The most widely accepted explanation for motion sickness (which includes Airsickness, seasickness, carsickness, simulatorsickness and since recently selfdriving car sickness) is the sensory conflict theory. This theory states that if you sense a different motion via your vestibular system (the inner ear), then what you see via your visual system (your eyes) which does not align with your experience, then you will encounter motion sickness. It is important to notice that this mismatch is matched with your personal experiences of motion, therefore you can get acustomed to certain types of motion after having experienced them a couple of time. In other words: You learn to accept a given motion, which then will not make you motion sick anymore (or in some cases, not as much). Additionaly, people are especially suceptible to certain frequencies of motion. The Standard ISO-2631 (unfortunately restricted access) states that 0.2 Hz oscillations are especially nauseating.
Given this background, you will have to identify a maneuver which results in the biggest motion conflict possible and ideally features a lot of motion in the 0.2 Hz range. Because there are currently only very unsufficient models of this motion conflict (which is an ongoing research topic, one model is described here for example) it is imposible to classify which flight maneuvers are best suited for this task (or at least with good accuracy). I would propose motions with unexpected centrifugal forces, and unexpected orientation turns. Centrifugal forces screw up the correct sensing of Earth's G-Vector by the vestibular system which then is interpreted (by a lot of people) as a unexpected motion. Because of a lack of accurate models it is not possible to foresee which maneuver is the most nauseating, but I would propose a stall turn (or hammerhead) as it ticks all these boxes.
However when going back to the ISO-2631 I can speak from personal experience that the absolute fastest way to make people airsick is by flying a vertical standing sinusoid flight-path with a frequency of 0.2 Hz. This is an incredibly fast way of making people airsick.
One note given your sentence:
Likewise, a 1G barrel roll is much less disorienting than extended inverted flight.
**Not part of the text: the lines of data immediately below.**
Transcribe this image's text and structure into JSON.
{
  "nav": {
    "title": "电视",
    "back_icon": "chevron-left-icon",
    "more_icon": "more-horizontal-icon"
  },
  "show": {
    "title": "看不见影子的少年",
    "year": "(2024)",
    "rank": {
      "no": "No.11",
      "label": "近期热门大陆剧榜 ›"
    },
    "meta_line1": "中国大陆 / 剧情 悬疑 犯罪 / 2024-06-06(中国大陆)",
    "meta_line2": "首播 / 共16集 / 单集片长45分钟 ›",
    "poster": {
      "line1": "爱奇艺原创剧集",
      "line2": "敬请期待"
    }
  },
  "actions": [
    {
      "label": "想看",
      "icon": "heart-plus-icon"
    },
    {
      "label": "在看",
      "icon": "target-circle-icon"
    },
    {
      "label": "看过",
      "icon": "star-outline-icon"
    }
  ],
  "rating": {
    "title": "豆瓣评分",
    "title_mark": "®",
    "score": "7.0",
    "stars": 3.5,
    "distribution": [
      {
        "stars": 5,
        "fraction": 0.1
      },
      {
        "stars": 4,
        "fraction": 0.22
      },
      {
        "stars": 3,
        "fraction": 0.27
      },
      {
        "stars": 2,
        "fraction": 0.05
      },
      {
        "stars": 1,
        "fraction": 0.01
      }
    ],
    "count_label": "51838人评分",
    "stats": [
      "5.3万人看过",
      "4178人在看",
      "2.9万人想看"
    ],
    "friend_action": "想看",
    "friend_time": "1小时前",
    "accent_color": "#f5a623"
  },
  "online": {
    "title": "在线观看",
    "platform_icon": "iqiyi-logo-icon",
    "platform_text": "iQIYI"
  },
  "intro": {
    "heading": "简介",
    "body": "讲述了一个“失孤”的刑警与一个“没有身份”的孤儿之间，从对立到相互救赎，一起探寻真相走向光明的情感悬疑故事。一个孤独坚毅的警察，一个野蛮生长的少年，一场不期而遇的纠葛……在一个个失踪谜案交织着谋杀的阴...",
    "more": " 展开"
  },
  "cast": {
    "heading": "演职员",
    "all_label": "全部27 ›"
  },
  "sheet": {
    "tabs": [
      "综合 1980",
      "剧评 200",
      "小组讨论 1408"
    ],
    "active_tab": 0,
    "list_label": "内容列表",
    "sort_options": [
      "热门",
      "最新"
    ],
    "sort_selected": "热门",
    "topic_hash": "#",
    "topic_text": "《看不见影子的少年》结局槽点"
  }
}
Motion sickness research suggests that this is not true, simply because the human motion sickness mechanism is centered around oscillation in some sort. Extended inverted flight is a static condition while a 1G barrel roll is a motion with a distinct frequency spectrum, which would be more adapt in provoquing motion sickness...